I actually think it has been a great match , Both players fight hard , trying to squeese out a win, Both Fabi and Magnus are not pulling punches and playing safe, but trying hard every time, to win their games ,, the presuure now must be fantastic on each player , so nerves will be tight , who-ever blinks first will lose ...
Joe Boronka Joe Boronka 11/23/2018 08:42
Hoping it does not go to Blitz or Rapid , I like the idea of extenting to 16 games as Carlsen suggests , more hard fought games at Classic time controls would be great for us chess enthusiasts :) (y) <3 Joseph
Pichy59 Pichy59 11/23/2018 05:43
Some people here and on the World want to see either GM Caruana or GM Carlsen win a least 1 of the 12 games, but when games are played without too many blunders it usually ends up in a draw, but that does NOT take away the fact that both played excellent chess, usually when one side win is because the other blunder or take the bait without seeing the consequences:

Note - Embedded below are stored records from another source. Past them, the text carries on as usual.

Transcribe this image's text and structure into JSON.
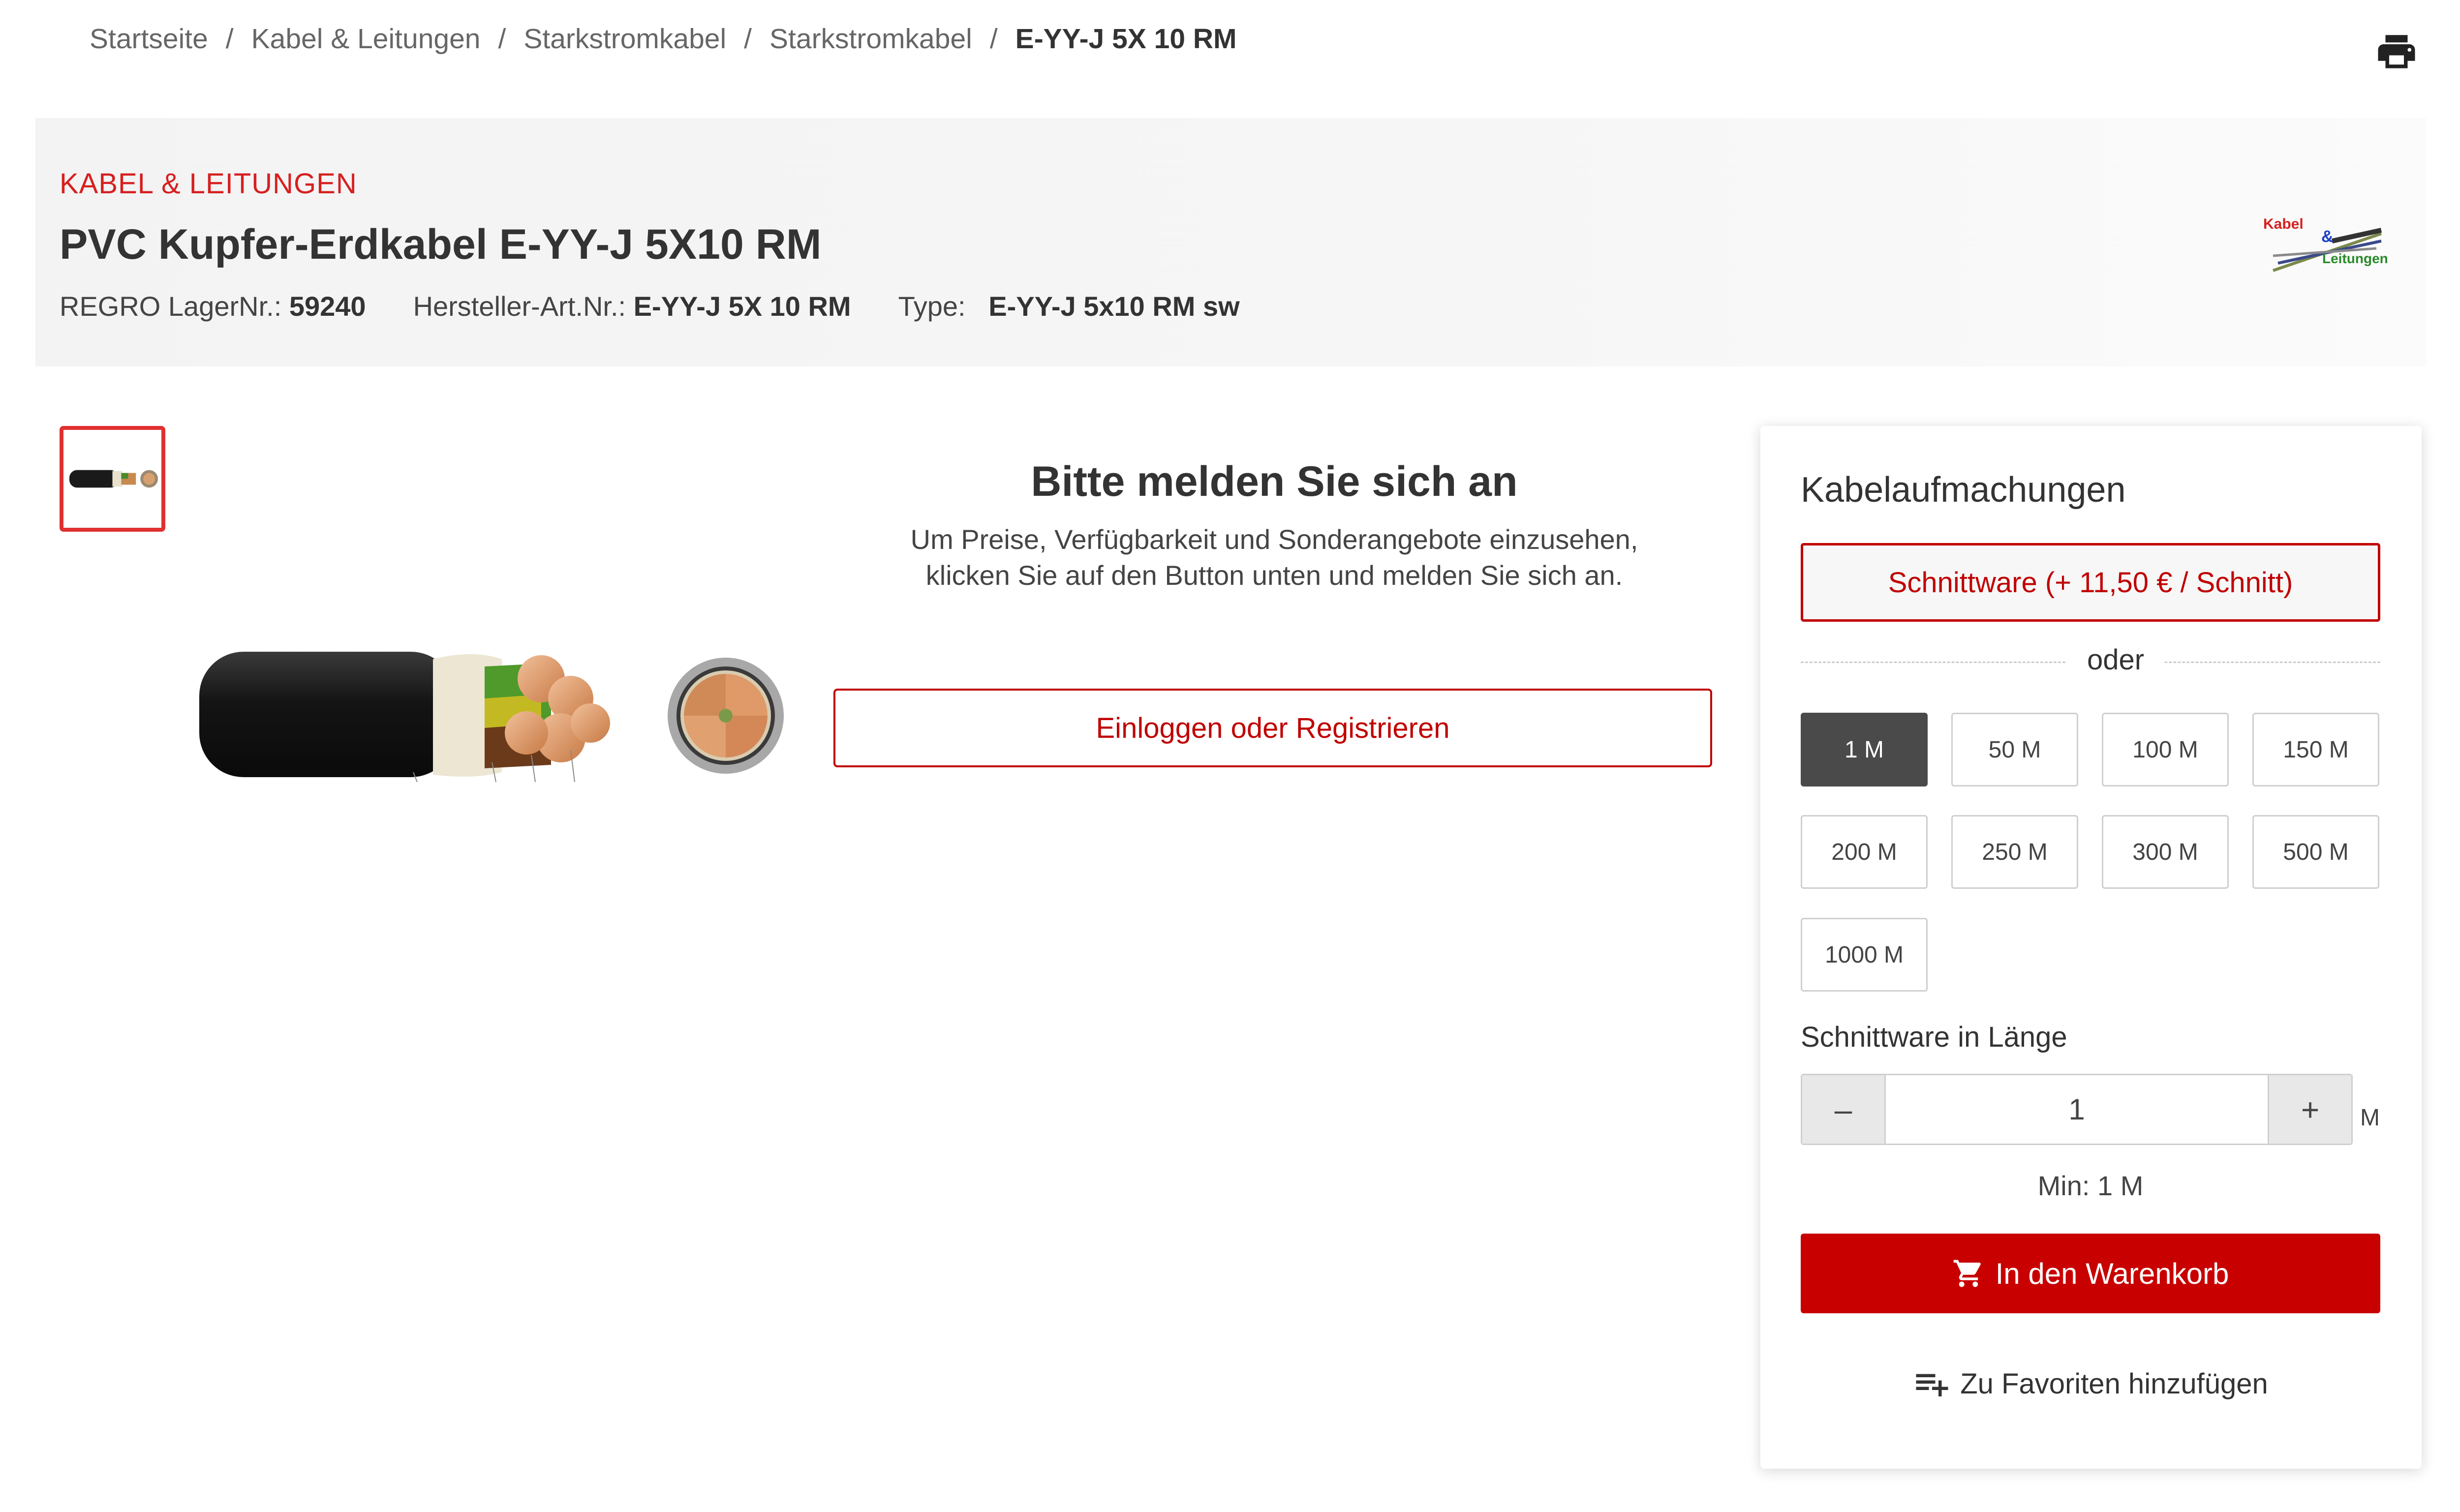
{
  "breadcrumb": {
    "items": [
      "Startseite",
      "Kabel & Leitungen",
      "Starkstromkabel",
      "Starkstromkabel"
    ],
    "separator": "/",
    "current": "E-YY-J 5X 10 RM"
  },
  "header": {
    "category": "KABEL & LEITUNGEN",
    "title": "PVC Kupfer-Erdkabel E-YY-J 5X10 RM",
    "meta": {
      "lager_label": "REGRO LagerNr.:",
      "lager_value": "59240",
      "hersteller_label": "Hersteller-Art.Nr.:",
      "hersteller_value": "E-YY-J 5X 10 RM",
      "type_label": "Type:",
      "type_value": "E-YY-J 5x10 RM sw"
    },
    "brand_logo": {
      "line1": "Kabel",
      "amp": "&",
      "line2": "Leitungen"
    }
  },
  "login": {
    "title": "Bitte melden Sie sich an",
    "text": "Um Preise, Verfügbarkeit und Sonderangebote einzusehen, klicken Sie auf den Button unten und melden Sie sich an.",
    "button": "Einloggen oder Registrieren"
  },
  "panel": {
    "title": "Kabelaufmachungen",
    "cut_button": "Schnittware (+ 11,50 € / Schnitt)",
    "or_label": "oder",
    "lengths": [
      "1 M",
      "50 M",
      "100 M",
      "150 M",
      "200 M",
      "250 M",
      "300 M",
      "500 M",
      "1000 M"
    ],
    "selected_length": "1 M",
    "length_label": "Schnittware in Länge",
    "stepper": {
      "minus": "–",
      "value": "1",
      "plus": "+",
      "unit": "M"
    },
    "min_text": "Min: 1 M",
    "cart_button": "In den Warenkorb",
    "favorites_button": "Zu Favoriten hinzufügen"
  },
  "colors": {
    "accent_red": "#c80000",
    "category_red": "#d62020",
    "selected_dark": "#4a4a4a",
    "header_band": "#f4f4f4"
  },
  "icons": {
    "print": "print-icon",
    "cart": "cart-icon",
    "favorites": "playlist-add-icon"
  }
}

Copy this website and see what I mean these games are of the most high level of any World chess championship see the beauty and complication of each moves on game 10
Pichy59 Pichy59 11/23/2018 04:46
My suggestion is that if the game end up in a draw the next day they should start the same game again from move 10 but with reverse color and improve on the previous day's mistake, but if it end up in a draw the second time then a new opening should be selected and so on and on. Some people might say well you know that in the 2nd game which will start with the same opening but with reverse colors they will go home with a computer and do some home preparation, so WHAT both will have the same opportunity to make home preparation with Komodo or SF latest version.
fixpont fixpont 11/23/2018 02:13
I dont see problem in time control, the problem is, nobody has won a single game yet, so there is no winning necessity on any side therefore they are playing safely and nobody takes any risk at all. Imbalance is always good for the match.
Werewolf Werewolf 11/23/2018 01:36
Yeah let's speed up the time control so the World Chess Championship is just a blitz match. Actually let's make it bullet chess.

Then let's reduce the number of games to 4 so the public don't get bored.
RayLopez RayLopez 11/23/2018 11:29
Along the lines of what BeFreeBusy says, the match for classical should be 24 games, or, dare I say it, "first to six wins". Sadly, it seems the 2018 WCC classical format will be decided either on blitz or rapid.
psamant psamant 11/23/2018 10:15
@Eightxeight There are several chess tournaments for the general public to follow. Let the world chess championship be for people who are truly interested in chess. Because of the time available, we get to see a lot of deep diving into chess openings ... The Rossolimo and Sveshnivok here... and we see how these players evaluate middle game and end game positions. Lesser time means tactics hold sway without any deep plans.
BeFreeBusy BeFreeBusy 11/23/2018 09:50
Ah the "general public" argument. Well, who cares about it?! Chess is for chess players, while the public is rather stupid about it. There`s always tic-tac-toe.
Eightxeight Eightxeight 11/23/2018 08:26
The matches time limit needs to reduced to 40/90, for the general public the game is too slow and drawish